**YOUR TASK**
The number of lines containing the word "드라이버" is all you should give; count them in the records below.

**DATASET**
=== Section Start ===

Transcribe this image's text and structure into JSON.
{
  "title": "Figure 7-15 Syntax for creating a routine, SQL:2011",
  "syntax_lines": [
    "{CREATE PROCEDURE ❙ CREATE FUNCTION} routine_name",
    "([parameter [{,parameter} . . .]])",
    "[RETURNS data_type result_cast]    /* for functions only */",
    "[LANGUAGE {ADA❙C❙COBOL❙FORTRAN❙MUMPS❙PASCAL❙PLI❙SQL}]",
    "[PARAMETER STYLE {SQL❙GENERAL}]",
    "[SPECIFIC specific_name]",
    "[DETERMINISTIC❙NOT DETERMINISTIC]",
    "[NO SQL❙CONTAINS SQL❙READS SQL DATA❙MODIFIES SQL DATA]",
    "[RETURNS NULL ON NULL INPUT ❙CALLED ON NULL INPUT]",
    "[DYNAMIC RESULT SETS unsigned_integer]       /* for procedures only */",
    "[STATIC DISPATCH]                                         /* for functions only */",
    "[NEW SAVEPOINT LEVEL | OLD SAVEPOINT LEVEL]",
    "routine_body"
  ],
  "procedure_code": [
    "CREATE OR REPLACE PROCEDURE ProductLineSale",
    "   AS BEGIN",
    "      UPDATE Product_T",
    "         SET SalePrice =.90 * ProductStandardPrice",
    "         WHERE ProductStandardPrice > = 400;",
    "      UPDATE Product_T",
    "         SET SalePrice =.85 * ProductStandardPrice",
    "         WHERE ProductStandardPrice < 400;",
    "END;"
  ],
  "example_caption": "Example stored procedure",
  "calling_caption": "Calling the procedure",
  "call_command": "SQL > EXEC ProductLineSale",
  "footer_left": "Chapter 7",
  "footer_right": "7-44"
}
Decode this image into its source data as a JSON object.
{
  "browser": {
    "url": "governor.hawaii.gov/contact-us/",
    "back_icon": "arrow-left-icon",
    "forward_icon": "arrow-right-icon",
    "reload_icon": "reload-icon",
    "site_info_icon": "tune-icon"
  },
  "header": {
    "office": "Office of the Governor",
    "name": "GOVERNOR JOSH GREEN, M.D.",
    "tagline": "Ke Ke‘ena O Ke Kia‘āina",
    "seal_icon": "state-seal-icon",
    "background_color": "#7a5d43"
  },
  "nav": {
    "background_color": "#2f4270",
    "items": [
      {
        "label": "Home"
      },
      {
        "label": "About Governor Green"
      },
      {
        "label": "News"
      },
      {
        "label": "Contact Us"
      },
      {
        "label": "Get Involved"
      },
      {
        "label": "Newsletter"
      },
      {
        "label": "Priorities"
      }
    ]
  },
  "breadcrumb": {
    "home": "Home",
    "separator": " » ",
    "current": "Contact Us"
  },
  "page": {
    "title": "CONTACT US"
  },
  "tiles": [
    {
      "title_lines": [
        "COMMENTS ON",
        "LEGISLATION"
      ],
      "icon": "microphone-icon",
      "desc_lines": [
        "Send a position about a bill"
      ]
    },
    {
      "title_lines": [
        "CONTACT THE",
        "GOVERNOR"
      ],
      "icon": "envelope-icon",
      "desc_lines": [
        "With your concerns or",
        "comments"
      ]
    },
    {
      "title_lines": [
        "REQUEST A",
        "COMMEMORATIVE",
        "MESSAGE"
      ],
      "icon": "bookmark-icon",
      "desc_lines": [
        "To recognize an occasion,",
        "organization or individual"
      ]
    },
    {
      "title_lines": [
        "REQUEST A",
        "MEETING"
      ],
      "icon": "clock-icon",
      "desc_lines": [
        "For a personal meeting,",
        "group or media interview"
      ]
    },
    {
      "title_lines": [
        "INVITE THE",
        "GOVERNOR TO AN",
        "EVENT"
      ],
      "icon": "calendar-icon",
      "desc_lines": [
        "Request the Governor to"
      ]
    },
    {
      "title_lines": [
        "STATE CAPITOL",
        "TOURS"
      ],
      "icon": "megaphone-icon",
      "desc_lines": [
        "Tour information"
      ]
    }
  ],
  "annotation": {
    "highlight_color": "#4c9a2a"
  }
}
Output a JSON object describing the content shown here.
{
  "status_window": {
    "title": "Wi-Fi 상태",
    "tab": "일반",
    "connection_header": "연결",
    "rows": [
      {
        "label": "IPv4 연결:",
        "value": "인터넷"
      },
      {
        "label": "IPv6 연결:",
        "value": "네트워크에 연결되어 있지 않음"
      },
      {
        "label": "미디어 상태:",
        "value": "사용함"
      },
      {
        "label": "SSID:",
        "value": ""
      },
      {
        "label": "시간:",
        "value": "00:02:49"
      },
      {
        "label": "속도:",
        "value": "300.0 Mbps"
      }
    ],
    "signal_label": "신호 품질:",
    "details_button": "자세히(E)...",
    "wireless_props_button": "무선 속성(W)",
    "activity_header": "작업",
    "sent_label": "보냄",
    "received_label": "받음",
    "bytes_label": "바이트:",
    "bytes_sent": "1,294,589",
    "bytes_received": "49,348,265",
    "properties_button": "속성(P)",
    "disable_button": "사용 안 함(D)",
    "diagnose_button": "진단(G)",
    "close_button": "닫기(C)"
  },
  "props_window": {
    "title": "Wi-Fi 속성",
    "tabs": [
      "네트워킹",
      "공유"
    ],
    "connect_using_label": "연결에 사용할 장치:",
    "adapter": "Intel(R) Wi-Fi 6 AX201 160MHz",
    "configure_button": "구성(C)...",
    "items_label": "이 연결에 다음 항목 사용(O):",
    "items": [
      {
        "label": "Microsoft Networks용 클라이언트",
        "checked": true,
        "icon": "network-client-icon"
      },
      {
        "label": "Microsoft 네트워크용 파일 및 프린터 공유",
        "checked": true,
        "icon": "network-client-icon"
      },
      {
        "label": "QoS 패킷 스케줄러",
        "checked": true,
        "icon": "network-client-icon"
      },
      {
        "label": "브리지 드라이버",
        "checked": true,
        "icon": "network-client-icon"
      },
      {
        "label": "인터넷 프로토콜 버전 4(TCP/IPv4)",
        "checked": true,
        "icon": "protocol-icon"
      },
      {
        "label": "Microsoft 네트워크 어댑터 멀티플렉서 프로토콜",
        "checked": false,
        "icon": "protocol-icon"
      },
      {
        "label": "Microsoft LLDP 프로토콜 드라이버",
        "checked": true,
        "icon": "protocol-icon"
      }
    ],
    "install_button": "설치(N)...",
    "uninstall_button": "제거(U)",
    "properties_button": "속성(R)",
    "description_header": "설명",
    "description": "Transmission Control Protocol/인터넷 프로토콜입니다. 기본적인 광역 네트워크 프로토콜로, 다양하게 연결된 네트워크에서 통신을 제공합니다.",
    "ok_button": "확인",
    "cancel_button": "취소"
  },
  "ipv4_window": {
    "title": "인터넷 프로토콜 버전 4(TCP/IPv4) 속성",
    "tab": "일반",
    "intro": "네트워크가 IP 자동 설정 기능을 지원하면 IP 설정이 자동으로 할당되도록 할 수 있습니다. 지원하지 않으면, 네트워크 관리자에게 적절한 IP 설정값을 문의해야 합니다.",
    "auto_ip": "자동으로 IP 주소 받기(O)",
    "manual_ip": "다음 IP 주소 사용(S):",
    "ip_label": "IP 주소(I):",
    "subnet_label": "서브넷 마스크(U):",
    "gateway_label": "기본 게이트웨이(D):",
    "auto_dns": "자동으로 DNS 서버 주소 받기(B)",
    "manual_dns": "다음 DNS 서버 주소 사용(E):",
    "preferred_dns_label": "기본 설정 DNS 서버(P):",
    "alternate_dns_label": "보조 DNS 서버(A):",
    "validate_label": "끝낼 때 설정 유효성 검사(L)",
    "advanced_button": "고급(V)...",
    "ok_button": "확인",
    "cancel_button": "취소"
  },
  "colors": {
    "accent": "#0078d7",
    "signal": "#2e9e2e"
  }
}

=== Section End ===

**EXERCISE SOLUTION**
2